The Wheatley Institute at BYU found that in a recent study, “Teaching by Example,” as Deseret News reported in June. That study also suggests that how parents use social media can pose risks for kids.
Coyne would like to see lawmakers take a “careful, thoughtful, nuanced look at the research and pass bills that would help all teenagers — “something like putting money into media literacy education from a very young age that helps our children learn how to thrive in their media world instead of just trying to shield them from it,” she said.
Monitoring if kids have social media isn’t as simple for parents as saying yes or no, said Twenge. Right now, there’s an age floor of 13 many go around. And since many have their own online devices, “it’s very hard for parents to know what kids and teens are doing online. Unfortunately, a lot of times they don’t know until it goes wrong.”
Twenge cites the case of Alexis Spence, who hid her Instagram account from her parents when she was 11. Spence, now 20, alleges in a lawsuit against Meta that social media use contributed to addiction to the app, depression, self-harm, an eating disorder and suicidal thoughts.
Her parents did everything they were supposed to, from having conversations to restricting use, Twenge said. Spence still got an account.
Another challenge, Twenge said, is that school-owned computers some students use don’t allow parental controls.
There’s a lot online to worry parents, from sexually explicit material to items related to violence and self-harm, Twenge told Deseret News. Social media apps can also be a place where adult strangers contact minors. “Sometimes those conversations can be very inappropriate,” including sending explicit pictures. She said some of TikTok’s so-called challenges can be dangerous, too.
Though the sites say they take down inappropriate material, Twenge said her experience consulting on lawsuits suggests it sometimes takes years to get material removed.
The age limits themselves pose a problem, according to Twenge, because they’re not verified. She’s happy Utah is tackling that. A child can check a box, lie about the birthdate and “boom, you have an account. A 7-year-old can do it — and we know that has happened.”
She thinks getting social media out of middle school is a good idea — which would make the bottom age at least 15. Sixteen makes more sense, since then kids are deemed responsible enough to drive, Twenge added.

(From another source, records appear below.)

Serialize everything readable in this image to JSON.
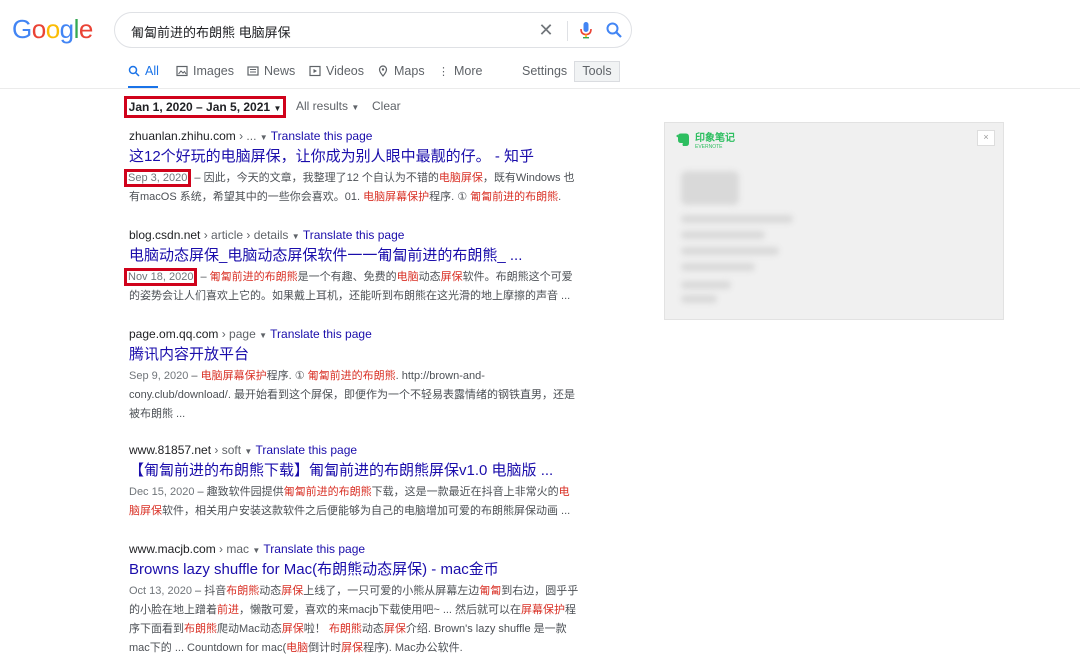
{
  "logo": {
    "text": "Google"
  },
  "search": {
    "query": "匍匐前进的布朗熊 电脑屏保"
  },
  "tabs": [
    {
      "label": "All",
      "icon": "search-icon"
    },
    {
      "label": "Images",
      "icon": "image-icon"
    },
    {
      "label": "News",
      "icon": "news-icon"
    },
    {
      "label": "Videos",
      "icon": "video-icon"
    },
    {
      "label": "Maps",
      "icon": "map-pin-icon"
    },
    {
      "label": "More",
      "icon": "more-icon"
    }
  ],
  "settings_label": "Settings",
  "tools_label": "Tools",
  "filters": {
    "date_range": "Jan 1, 2020 – Jan 5, 2021",
    "all_results": "All results",
    "clear": "Clear"
  },
  "translate_label": "Translate this page",
  "results": [
    {
      "site": "zhuanlan.zhihu.com",
      "path": " › ...",
      "title": "这12个好玩的电脑屏保，让你成为别人眼中最靓的仔。 - 知乎",
      "date": "Sep 3, 2020",
      "snippet": [
        {
          "t": " – 因此，今天的文章，我整理了12 个自认为不错的"
        },
        {
          "t": "电脑屏保",
          "em": true
        },
        {
          "t": "，既有Windows 也有macOS 系统，希望其中的一些你会喜欢。01. "
        },
        {
          "t": "电脑屏幕保护",
          "em": true
        },
        {
          "t": "程序. ① "
        },
        {
          "t": "匍匐前进的布朗熊",
          "em": true
        },
        {
          "t": "."
        }
      ]
    },
    {
      "site": "blog.csdn.net",
      "path": " › article › details",
      "title": "电脑动态屏保_电脑动态屏保软件一一匍匐前进的布朗熊_ ...",
      "date": "Nov 18, 2020",
      "snippet": [
        {
          "t": " – "
        },
        {
          "t": "匍匐前进的布朗熊",
          "em": true
        },
        {
          "t": "是一个有趣、免费的"
        },
        {
          "t": "电脑",
          "em": true
        },
        {
          "t": "动态"
        },
        {
          "t": "屏保",
          "em": true
        },
        {
          "t": "软件。布朗熊这个可爱的姿势会让人们喜欢上它的。如果戴上耳机，还能听到布朗熊在这光滑的地上摩擦的声音 ..."
        }
      ]
    },
    {
      "site": "page.om.qq.com",
      "path": " › page",
      "title": "腾讯内容开放平台",
      "date": "Sep 9, 2020",
      "snippet": [
        {
          "t": " – "
        },
        {
          "t": "电脑屏幕保护",
          "em": true
        },
        {
          "t": "程序. ① "
        },
        {
          "t": "匍匐前进的布朗熊",
          "em": true
        },
        {
          "t": ". http://brown-and-cony.club/download/. 最开始看到这个屏保，即便作为一个不轻易表露情绪的钢铁直男，还是被布朗熊 ..."
        }
      ]
    },
    {
      "site": "www.81857.net",
      "path": " › soft",
      "title": "【匍匐前进的布朗熊下载】匍匐前进的布朗熊屏保v1.0 电脑版 ...",
      "date": "Dec 15, 2020",
      "snippet": [
        {
          "t": " – 趣致软件园提供"
        },
        {
          "t": "匍匐前进的布朗熊",
          "em": true
        },
        {
          "t": "下载，这是一款最近在抖音上非常火的"
        },
        {
          "t": "电脑屏保",
          "em": true
        },
        {
          "t": "软件，相关用户安装这款软件之后便能够为自己的电脑增加可爱的布朗熊屏保动画 ..."
        }
      ]
    },
    {
      "site": "www.macjb.com",
      "path": " › mac",
      "title": "Browns lazy shuffle for Mac(布朗熊动态屏保) - mac金币",
      "date": "Oct 13, 2020",
      "snippet": [
        {
          "t": " – 抖音"
        },
        {
          "t": "布朗熊",
          "em": true
        },
        {
          "t": "动态"
        },
        {
          "t": "屏保",
          "em": true
        },
        {
          "t": "上线了，一只可爱的小熊从屏幕左边"
        },
        {
          "t": "匍匐",
          "em": true
        },
        {
          "t": "到右边，圆乎乎的小脸在地上蹭着"
        },
        {
          "t": "前进",
          "em": true
        },
        {
          "t": "，懒散可爱，喜欢的来macjb下载使用吧~ ... 然后就可以在"
        },
        {
          "t": "屏幕保护",
          "em": true
        },
        {
          "t": "程序下面看到"
        },
        {
          "t": "布朗熊",
          "em": true
        },
        {
          "t": "爬动Mac动态"
        },
        {
          "t": "屏保",
          "em": true
        },
        {
          "t": "啦！ "
        },
        {
          "t": "布朗熊",
          "em": true
        },
        {
          "t": "动态"
        },
        {
          "t": "屏保",
          "em": true
        },
        {
          "t": "介绍. Brown's lazy shuffle 是一款mac下的 ... Countdown for mac("
        },
        {
          "t": "电脑",
          "em": true
        },
        {
          "t": "倒计时"
        },
        {
          "t": "屏保",
          "em": true
        },
        {
          "t": "程序). Mac办公软件."
        }
      ]
    }
  ],
  "ad": {
    "brand": "印象笔记",
    "sub": "EVERNOTE",
    "close": "×"
  },
  "colors": {
    "link": "#1a0dab",
    "accent": "#1a73e8",
    "highlight_box": "#d0021b",
    "em": "#d93025"
  }
}
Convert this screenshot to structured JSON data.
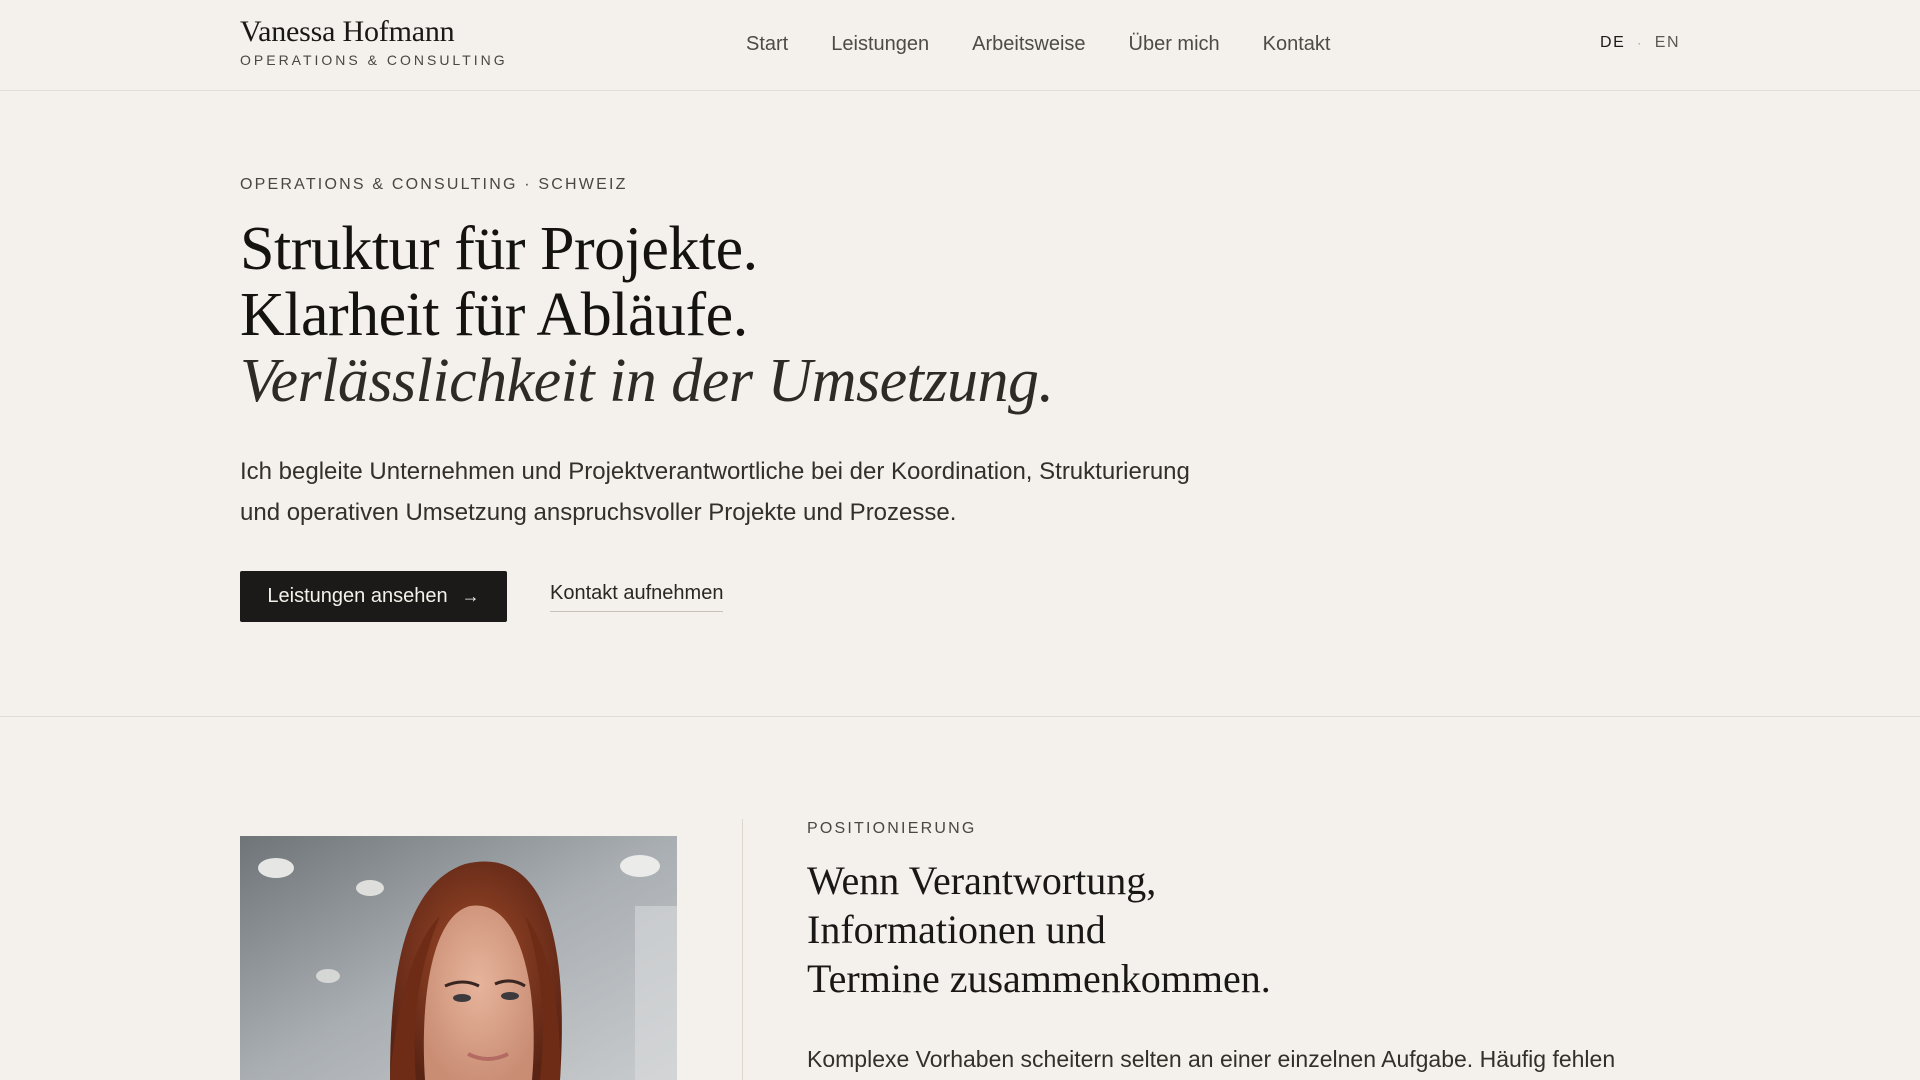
{
  "header": {
    "brand_name": "Vanessa Hofmann",
    "brand_tagline": "OPERATIONS & CONSULTING",
    "nav": [
      {
        "label": "Start"
      },
      {
        "label": "Leistungen"
      },
      {
        "label": "Arbeitsweise"
      },
      {
        "label": "Über mich"
      },
      {
        "label": "Kontakt"
      }
    ],
    "lang_active": "DE",
    "lang_separator": "·",
    "lang_inactive": "EN"
  },
  "hero": {
    "eyebrow": "OPERATIONS & CONSULTING · SCHWEIZ",
    "title_line1": "Struktur für Projekte.",
    "title_line2": "Klarheit für Abläufe.",
    "title_line3": "Verlässlichkeit in der Umsetzung.",
    "lead": "Ich begleite Unternehmen und Projektverantwortliche bei der Koordination, Strukturierung und operativen Umsetzung anspruchsvoller Projekte und Prozesse.",
    "primary_cta": "Leistungen ansehen",
    "primary_cta_arrow": "→",
    "secondary_cta": "Kontakt aufnehmen"
  },
  "positioning": {
    "eyebrow": "POSITIONIERUNG",
    "title_line1": "Wenn Verantwortung,",
    "title_line2": "Informationen und",
    "title_line3": "Termine zusammenkommen.",
    "body": "Komplexe Vorhaben scheitern selten an einer einzelnen Aufgabe. Häufig fehlen"
  },
  "colors": {
    "background": "#f4f1ec",
    "text": "#1c1a18",
    "button_bg": "#1c1a18",
    "button_text": "#f4f1ec",
    "hair": "#8a3a22"
  }
}
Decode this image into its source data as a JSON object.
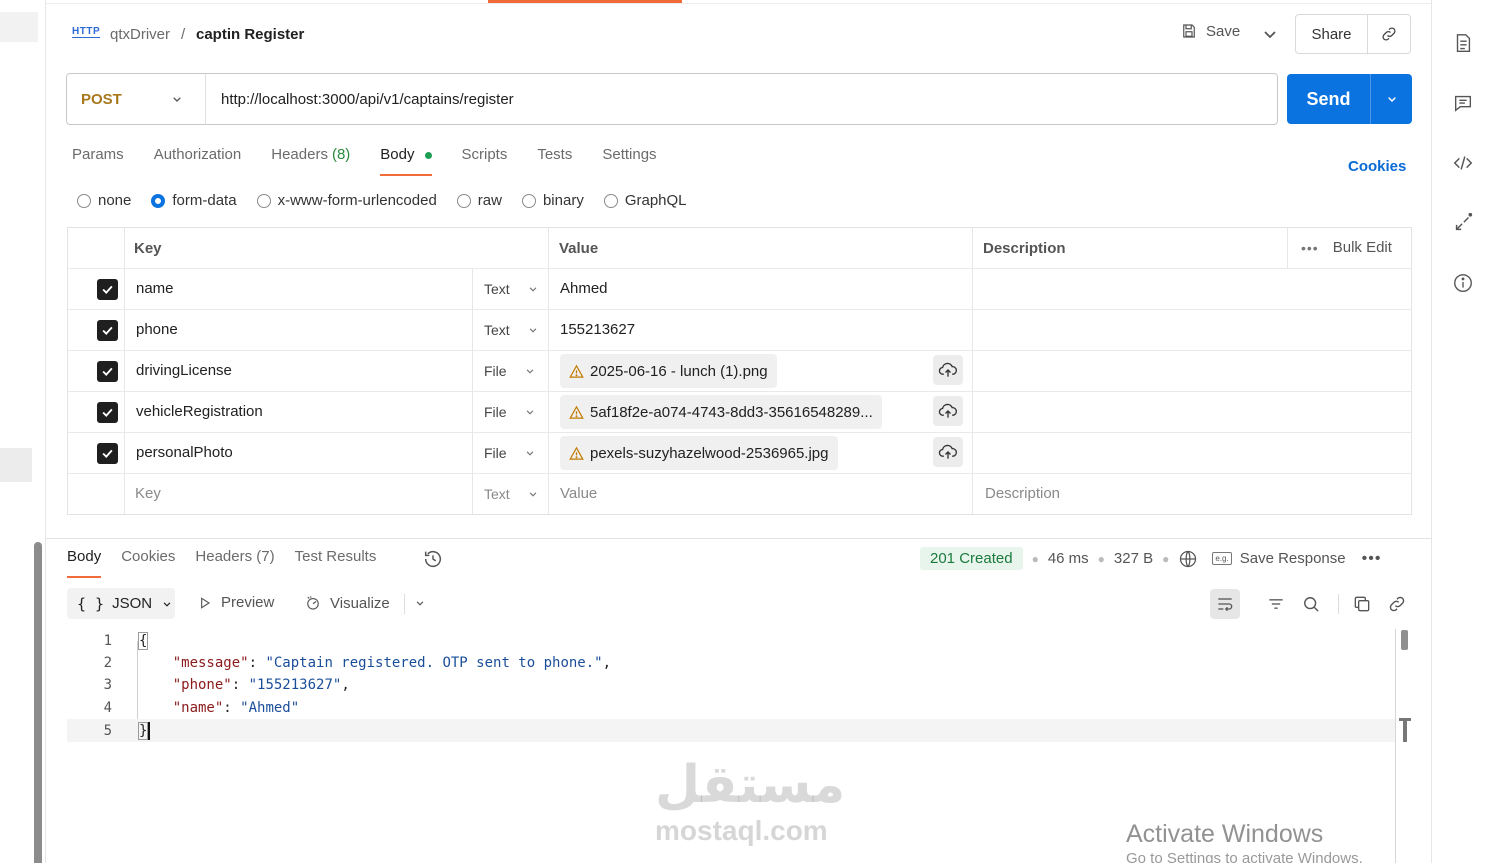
{
  "header": {
    "http_badge": "HTTP",
    "collection": "qtxDriver",
    "separator": "/",
    "request_name": "captin Register",
    "save_label": "Save",
    "share_label": "Share"
  },
  "request": {
    "method": "POST",
    "url": "http://localhost:3000/api/v1/captains/register",
    "send_label": "Send"
  },
  "request_tabs": [
    {
      "label": "Params",
      "count": ""
    },
    {
      "label": "Authorization",
      "count": ""
    },
    {
      "label": "Headers",
      "count": "(8)"
    },
    {
      "label": "Body",
      "count": ""
    },
    {
      "label": "Scripts",
      "count": ""
    },
    {
      "label": "Tests",
      "count": ""
    },
    {
      "label": "Settings",
      "count": ""
    }
  ],
  "cookies_label": "Cookies",
  "body_modes": [
    {
      "label": "none",
      "selected": false
    },
    {
      "label": "form-data",
      "selected": true
    },
    {
      "label": "x-www-form-urlencoded",
      "selected": false
    },
    {
      "label": "raw",
      "selected": false
    },
    {
      "label": "binary",
      "selected": false
    },
    {
      "label": "GraphQL",
      "selected": false
    }
  ],
  "form_table": {
    "headers": {
      "key": "Key",
      "value": "Value",
      "description": "Description",
      "bulk_edit": "Bulk Edit",
      "more": "•••"
    },
    "rows": [
      {
        "key": "name",
        "type": "Text",
        "value": "Ahmed",
        "checked": true
      },
      {
        "key": "phone",
        "type": "Text",
        "value": "155213627",
        "checked": true
      },
      {
        "key": "drivingLicense",
        "type": "File",
        "value": "2025-06-16 - lunch (1).png",
        "checked": true
      },
      {
        "key": "vehicleRegistration",
        "type": "File",
        "value": "5af18f2e-a074-4743-8dd3-35616548289...",
        "checked": true
      },
      {
        "key": "personalPhoto",
        "type": "File",
        "value": "pexels-suzyhazelwood-2536965.jpg",
        "checked": true
      }
    ],
    "placeholder_row": {
      "key": "Key",
      "type": "Text",
      "value": "Value",
      "description": "Description"
    }
  },
  "response_tabs": [
    {
      "label": "Body",
      "count": ""
    },
    {
      "label": "Cookies",
      "count": ""
    },
    {
      "label": "Headers",
      "count": "(7)"
    },
    {
      "label": "Test Results",
      "count": ""
    }
  ],
  "response_meta": {
    "status": "201 Created",
    "time": "46 ms",
    "size": "327 B",
    "save_response": "Save Response",
    "save_response_badge": "e.g.",
    "more": "•••",
    "status_color": "#1b7a3c"
  },
  "response_toolbar": {
    "format": "JSON",
    "format_icon": "{ }",
    "preview": "Preview",
    "visualize": "Visualize"
  },
  "response_code": {
    "line_numbers": [
      "1",
      "2",
      "3",
      "4",
      "5"
    ],
    "open_brace": "{",
    "close_brace": "}",
    "pairs": [
      {
        "key": "\"message\"",
        "value": "\"Captain registered. OTP sent to phone.\"",
        "trail": ","
      },
      {
        "key": "\"phone\"",
        "value": "\"155213627\"",
        "trail": ","
      },
      {
        "key": "\"name\"",
        "value": "\"Ahmed\"",
        "trail": ""
      }
    ]
  },
  "watermark": {
    "arabic": "مستقل",
    "latin": "mostaql.com"
  },
  "os_overlay": {
    "title": "Activate Windows",
    "subtitle": "Go to Settings to activate Windows."
  },
  "colors": {
    "accent_orange": "#f26b3a",
    "send_blue": "#0a73e0",
    "method_post": "#a8791c"
  }
}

“I know parents are in a tough position when it comes to technology,” Twenge told Deseret News. “I’m not at all suggesting it’s easy or that parents should be aware of all these things or they’re not doing their job. It’s almost impossible to keep up with all of that.
“That’s why we need help, why we need these laws. Parents struggle with this because it’s hard,” she said.